 Impressive, eh? It's difficult to get the size of the set across in the photos; it really is quite large. Devoted Simpsons fans will immediately notice that the interior layout is not 100% show-accurate; unfortunately, the realities of toy production mean that making the house larger and more accurate would have resulted in a set that was easily twice as expensive, and $200 is really pushing it as it is. All the most important rooms are present, though the scale can seem a bit small at times. The kitchen is particularly crowded. It must also be noted that the layout is not consistent on the show itself-- note, for example, the magic door in the kitchen that leads to various places depending on the needs of the episode in question-- so it's tough to hold any inaccuracies against this set.

Once you get past that, you can appreciate the amazing detail in the set. Things like the workbench and tool set in the garage, the dented fender on Homer's car, the posters and comics scattered around Bart's room, the vacuum cleaner tucked into an alcove behind the staircase, and the “Property of Ned Flanders” labels on the various items Homer has “borrowed” over the years propel a great set into truly legendary territory. (The newly-released Kwik-E-Mart appears to double down on this!) 

Most of the issues I have with the set are related to the minifigures that are included. Obviously, including the family is a no-brainer, and Ned Flanders is a similarly obvious inclusion. However, the family has a sleepy/stoned appearance that just makes them look odd, with the exception of Maggie. (I have the Collectible Minifigure Series Maggie displayed inside my house; the one included with the house is identical, but has normal wide-open eyes.) It's understandable that TLG felt the needed to differentiate these minifigs from the ones included in the CMF series, but one would think that such details as Homer's tie and Marge's apron were enough. As things are, anyone who buys this set and skips or cannot find the CMF versions will be stuck with less desirable versions of most of the family, and that's a bit of a bummer. Maggie is fine, as noted, and Flanders is okily-dokily.

Another drawback is the absence of the family pets. (At least they are now available in the Simpsons CMF series two, but it honestly kinda sucks that we have to buy another Lisa and Maggie to get Santa's Little Helper and Snowball II. Lisa is a neat variant, but Maggie is exactly the same.) It should also be noted that the floors are completely covered with tiles, making it tough to get minifigs to stay in place. This can be easily fixed by simply popping off a tile so you can lock a minifig's feet in place, so it's not a big deal. On the contrary, the tiled floors look sharp, and I'm glad TLG made the decision to do them like that.

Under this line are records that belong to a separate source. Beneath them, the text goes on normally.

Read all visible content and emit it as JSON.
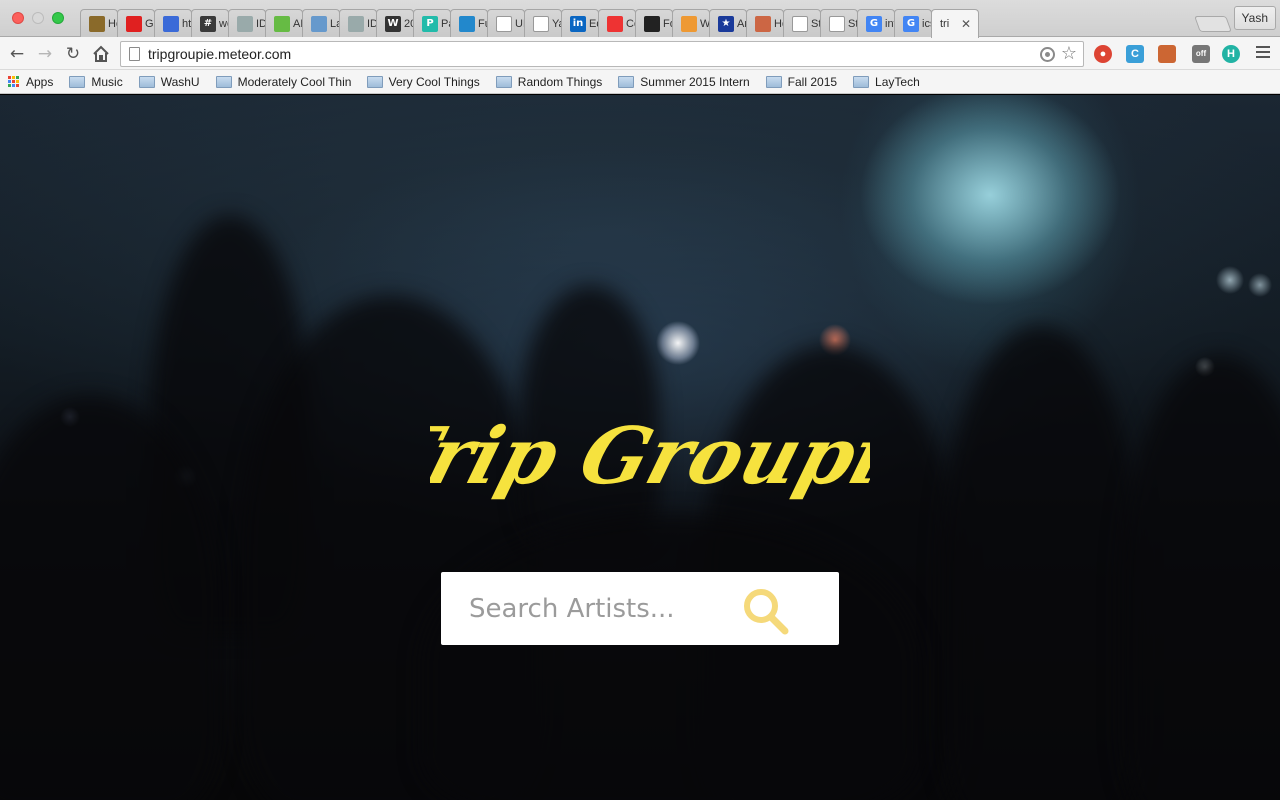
{
  "browser": {
    "profile_name": "Yash",
    "active_tab_title": "tri",
    "tabs": [
      {
        "title": "Ho",
        "icon": "dictionary-icon",
        "color": "#8a6a2a"
      },
      {
        "title": "Go",
        "icon": "red-square-icon",
        "color": "#e02020"
      },
      {
        "title": "htt",
        "icon": "mail-icon",
        "color": "#3a6ad8"
      },
      {
        "title": "we",
        "icon": "hash-icon",
        "color": "#3a3a3a"
      },
      {
        "title": "IDI",
        "icon": "bulb-icon",
        "color": "#9aa"
      },
      {
        "title": "AE",
        "icon": "leaf-icon",
        "color": "#6b4"
      },
      {
        "title": "La",
        "icon": "rocket-icon",
        "color": "#69c"
      },
      {
        "title": "ID",
        "icon": "bulb-icon",
        "color": "#9aa"
      },
      {
        "title": "20",
        "icon": "w-icon",
        "color": "#333"
      },
      {
        "title": "Pa",
        "icon": "p-icon",
        "color": "#2ba"
      },
      {
        "title": "Fu",
        "icon": "drop-icon",
        "color": "#28c"
      },
      {
        "title": "UF",
        "icon": "page-icon",
        "color": "#bbb"
      },
      {
        "title": "Ya",
        "icon": "page-icon",
        "color": "#bbb"
      },
      {
        "title": "Ed",
        "icon": "linkedin-icon",
        "color": "#0a66c2"
      },
      {
        "title": "Co",
        "icon": "color-wheel-icon",
        "color": "#e33"
      },
      {
        "title": "Fo",
        "icon": "flag-icon",
        "color": "#222"
      },
      {
        "title": "W",
        "icon": "hexagon-icon",
        "color": "#e93"
      },
      {
        "title": "An",
        "icon": "star-icon",
        "color": "#1a3a9a"
      },
      {
        "title": "Ho",
        "icon": "food-icon",
        "color": "#c64"
      },
      {
        "title": "Sty",
        "icon": "page-icon",
        "color": "#bbb"
      },
      {
        "title": "St",
        "icon": "page-icon",
        "color": "#bbb"
      },
      {
        "title": "int",
        "icon": "google-icon",
        "color": "#4285f4"
      },
      {
        "title": "ics",
        "icon": "google-icon",
        "color": "#4285f4"
      }
    ],
    "url": "tripgroupie.meteor.com",
    "bookmarks": [
      {
        "label": "Apps",
        "type": "apps"
      },
      {
        "label": "Music",
        "type": "folder"
      },
      {
        "label": "WashU",
        "type": "folder"
      },
      {
        "label": "Moderately Cool Thin",
        "type": "folder"
      },
      {
        "label": "Very Cool Things",
        "type": "folder"
      },
      {
        "label": "Random Things",
        "type": "folder"
      },
      {
        "label": "Summer 2015 Intern",
        "type": "folder"
      },
      {
        "label": "Fall 2015",
        "type": "folder"
      },
      {
        "label": "LayTech",
        "type": "folder"
      }
    ],
    "extensions": [
      {
        "icon": "stop-icon",
        "color": "#d43"
      },
      {
        "icon": "c-icon",
        "color": "#3a9fd8"
      },
      {
        "icon": "bookmark-red-icon",
        "color": "#c63"
      },
      {
        "icon": "off-icon",
        "color": "#777"
      },
      {
        "icon": "h-icon",
        "color": "#21b3a4"
      }
    ]
  },
  "page": {
    "logo_text": "Trip Groupie",
    "logo_color": "#f6e23e",
    "search_placeholder": "Search Artists...",
    "search_icon_color": "#f5d97a"
  }
}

This set is definitely greater than the sum of its parts; its drawbacks are few, and its positives are innumerable. So, is it the greatest LEGO set ever produced? In my opinion, it is not, though it is a solid top ten, possibly even top five, contender. That said, putting aside all objectivity, it is my second-favorite set of all time. (For the record, my all-time favorite LEGO set remains the Haunted House.) It's a must-have for hardcore Simpsons fans and lovers of great LEGO sets alike. I feel this is destined to become one of those “holy grail” sets in the years to come, so if you're interested, better get one while you can! (It is currently out of stock on the official LEGO Shop website, but they are expecting more, and it's currently instock at Don't pay ridiculous scalper prices if you can help it.) Hope you enjoyed this in-depth look at one of the coolest Simpsons collectibles out there, and if you missed any Simpstravaganza articles, you can catch up right here. Enjoy the season finale Sunday, and I'll see you all next time!